Telstra has today suffered a major blow following decision by the High Court of Australia to deny it the capability to set access prices for its network.
The telco launched an appeal against an Australian Competition and Consumer Commission (ACCC) decision earlier this month which ruled Telstra must provide network access to competitors for $3.20 a month.
The High Court refused it's claim that enforced wholesale access is a breach of the constitution, and stated the "access regime set out in the Trade Practices Act did not amount to an acquisition of Telstra's property"
"The argument is synthetic and unreal because it proceeds from an unstated premise that Telstra has larger and more ample rights in respect of the PSTN than it has," the High Court said in a statement.
"Those assets were held by a Commonwealth statutory corporation and had previously been held directly by the Executive Government.
The 1991 laws vesting the PSTN and other assets in Telstra, and establishing a regulatory regime providing for access by Telstra's competitors to Telstra's network and services, were not laws with respect to the acquisition of property."
ACCC chair Graeme Samuel said the decision reinstates that the access regime was designed to preserve the Unconditioned Local Loop Service (ULLS) and Line Sharing Service (LSS) for public benefit.
"Today's ruling provides welcome clarity around the basic regulatory rules which all carriers must abide by," Samuel said.
"[The] ruling removes yet another layer of uncertainty created by the Telstra strategy of continual litigation. It provides welcome encouragement to industry participants using the access regime to continue investments which provide competitive services to end users."

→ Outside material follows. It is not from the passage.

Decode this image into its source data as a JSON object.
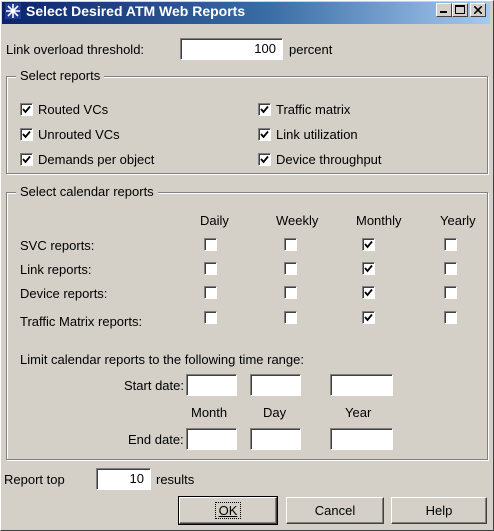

The ACCC previously accused Telstra of double-dipping by charging line access to consumers through standard line rental and ISPs through LSS.
Telstra group managing director Phil Burgess said the decision will dissuade ISPs from investing in infrastructure and labeled the ACCC a "rogue agency".
"Today's decision shows how the law is being used by a rogue government agency, the ACCC, to arbitrarily redistribute the investments of more than one million Australians," Burgess said.
"In some cases this redistribution of wealth means the savings of Australian investors have been handed over to highly-profitable foreign corporations that have no right to be subsidized, least of all by Australian investors."
Group general counsel Will Irving said Tesltra's legal appeal was justified because network costs in Australia are the highest in the world.
"Our competitors now have little reason to invest in their own networks, knowing instead they can simply resell Telstra services," Irving said.
"They can now 'buy' rather than 'build' - a perverse outcome, by any measure.
"We challenged the law because we had a legal and ethical duty on behalf of our shareholders not to stand idly by while the ACCC reduced wholesale prices to some of the lowest levels in the developed world."